Perhaps though- you still think that this idea that we need help because we are in a hole- is still regressive and out of date?


Certainly if you head down to Waterstones in Winchester you will see

That religion has a only teency space, psychology a bit more…

Self-help has an entire section of several shelves…


Most of it coughs up the old lie is that you can attain happiness

on your own by simply getting better at being yourself.


Apart from its alarming similarity to the temptations offered to Christ

the trouble- we find- is that such a view

makes no space for failure, regret, anxiety, depression, cancer, death.


And therefore, by extension does make possible

forgiveness or grace or beauty or love.


Thankfully the trend is actually reversing in recent years

and popular psychology is rediscovering religious practice.


Much of those shelves now sell Meditation. Midnfulness. Thankfulness.

And yes- even repentance:


Perhaps its an idea whose time has come.


The Sports Pscyhologist- Steve Peter’s


(who is best knownfor his work with British Cycling-)

has written about this in the now famous- Chimp Paradox.

Robert Hogan has done the same in The Dark Side.

Brenne Brown’s Ted Talk-

the Power of Vulnerability- was a six million hit internet wonder.


Women are haunted by “Do it all, do it perfectly and never look as if you’re working very hard” –a disastrous set-up.  SHE SAYS

((For men it’s “Don’t be perceived as weak”.’))


“But there comes a time” she says

when we just get tired of those Ps – proving, pleasing, perfecting, performing

and we’ve got to TURN AND ASK for help”


Brown openly says that none of that is new- and she’s right- it isn’t


Christians have been saying as much for years.


On my shelves- the classic checklist for self-knowledge

is the seven deadly sins and their accompanying virtues.

The original and best. Much imitated. Often parodied

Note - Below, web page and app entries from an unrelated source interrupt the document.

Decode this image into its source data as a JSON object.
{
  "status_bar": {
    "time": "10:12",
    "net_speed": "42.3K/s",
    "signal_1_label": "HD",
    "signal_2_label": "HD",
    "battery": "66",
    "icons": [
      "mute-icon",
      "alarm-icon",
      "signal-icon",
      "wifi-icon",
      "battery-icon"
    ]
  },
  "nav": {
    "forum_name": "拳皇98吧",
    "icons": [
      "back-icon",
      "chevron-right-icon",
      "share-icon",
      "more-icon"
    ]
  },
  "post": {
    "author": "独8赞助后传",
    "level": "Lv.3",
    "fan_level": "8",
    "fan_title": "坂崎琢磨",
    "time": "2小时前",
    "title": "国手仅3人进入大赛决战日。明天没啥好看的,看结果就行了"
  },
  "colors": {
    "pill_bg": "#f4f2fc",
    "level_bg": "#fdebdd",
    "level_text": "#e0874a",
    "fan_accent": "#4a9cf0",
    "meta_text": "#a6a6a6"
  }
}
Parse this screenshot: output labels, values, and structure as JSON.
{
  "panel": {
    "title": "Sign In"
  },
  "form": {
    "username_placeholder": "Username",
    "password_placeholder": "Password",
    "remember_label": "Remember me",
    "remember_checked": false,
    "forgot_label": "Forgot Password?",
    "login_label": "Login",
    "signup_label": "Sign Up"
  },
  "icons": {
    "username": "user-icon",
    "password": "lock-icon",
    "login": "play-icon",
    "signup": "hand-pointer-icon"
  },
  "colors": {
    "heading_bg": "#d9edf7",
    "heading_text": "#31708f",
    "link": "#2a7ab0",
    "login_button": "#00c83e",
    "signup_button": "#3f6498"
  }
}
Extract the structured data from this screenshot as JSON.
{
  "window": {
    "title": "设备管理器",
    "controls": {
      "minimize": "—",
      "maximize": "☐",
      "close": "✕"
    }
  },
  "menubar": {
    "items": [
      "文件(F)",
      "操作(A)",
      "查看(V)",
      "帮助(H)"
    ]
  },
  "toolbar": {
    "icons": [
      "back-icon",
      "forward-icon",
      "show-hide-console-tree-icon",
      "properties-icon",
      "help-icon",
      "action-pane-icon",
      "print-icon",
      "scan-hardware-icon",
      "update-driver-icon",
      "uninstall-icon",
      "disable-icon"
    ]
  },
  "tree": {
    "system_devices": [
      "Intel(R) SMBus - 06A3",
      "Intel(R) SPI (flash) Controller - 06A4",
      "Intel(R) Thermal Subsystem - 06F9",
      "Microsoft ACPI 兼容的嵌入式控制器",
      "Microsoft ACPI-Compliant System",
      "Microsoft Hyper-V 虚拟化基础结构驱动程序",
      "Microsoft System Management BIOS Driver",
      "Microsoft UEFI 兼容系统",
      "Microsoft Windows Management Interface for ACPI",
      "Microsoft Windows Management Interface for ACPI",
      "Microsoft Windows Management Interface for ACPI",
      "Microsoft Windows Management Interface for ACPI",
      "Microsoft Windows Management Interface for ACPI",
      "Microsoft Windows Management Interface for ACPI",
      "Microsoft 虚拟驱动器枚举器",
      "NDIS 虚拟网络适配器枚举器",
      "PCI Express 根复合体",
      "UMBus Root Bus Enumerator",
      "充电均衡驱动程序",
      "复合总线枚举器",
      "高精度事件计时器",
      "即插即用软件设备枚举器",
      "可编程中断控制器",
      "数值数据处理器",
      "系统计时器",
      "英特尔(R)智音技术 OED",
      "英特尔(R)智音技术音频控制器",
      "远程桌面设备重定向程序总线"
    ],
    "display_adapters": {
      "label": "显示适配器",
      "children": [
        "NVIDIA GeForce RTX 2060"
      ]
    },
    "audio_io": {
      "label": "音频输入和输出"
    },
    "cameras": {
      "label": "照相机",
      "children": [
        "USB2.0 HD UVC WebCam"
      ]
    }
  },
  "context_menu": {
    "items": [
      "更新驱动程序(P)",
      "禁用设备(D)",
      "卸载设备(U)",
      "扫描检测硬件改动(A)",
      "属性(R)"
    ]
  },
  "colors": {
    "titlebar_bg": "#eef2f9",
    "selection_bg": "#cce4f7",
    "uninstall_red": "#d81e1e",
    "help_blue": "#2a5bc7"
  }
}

Never bested.




For lust-   chastity…..                     unless you don’t lust?



For gluttony-     temperance…   (look around!)

For greed –   charity


Think now- forget the cartoons- what do we hold back, hoard, guard jealously?                  What stops us from loving recklessly and freely?


For sloth-     diligence.   (not very fasionable…)


For wrath- forgiveness

For envy – kindness (how countercultural is that?)

For pride-   the root- humility- the gate.


And all of that requires character. And character habit.

And habit order and order discipline.

And any of the above really needs a rule of life…of some kind….


Perhaps then I should remind you to look at the Diocesan Rule of Life- online-

Make one for yourself this Lent

and come along on the 21st March to Evensong

when the Bishop is leading us in affirming this ancient Benedictine practice.



But that’s a sermon for another day.


For now- what I want do this morning as we enter Lent-

is simply pass on this straightforward (if somewhat old and unfashionable) Christian advice:


The Christian solution to pain and entrapment is freedom and joy.


Joy through repentance-


Freedom through death to self.



So listen- if you really want to live more deeply

If you are ready to go beyond your experience


then- as Austin Farrer suggested- take some advice from a friend-

not a little experienced in matters of sin…


Embrace your Lent and pray with me:


Teach me- God- to live, that I may dread

the grave as little as my bed.


Teach me to die,… :) …that so I may

rise glorious at the judgment day.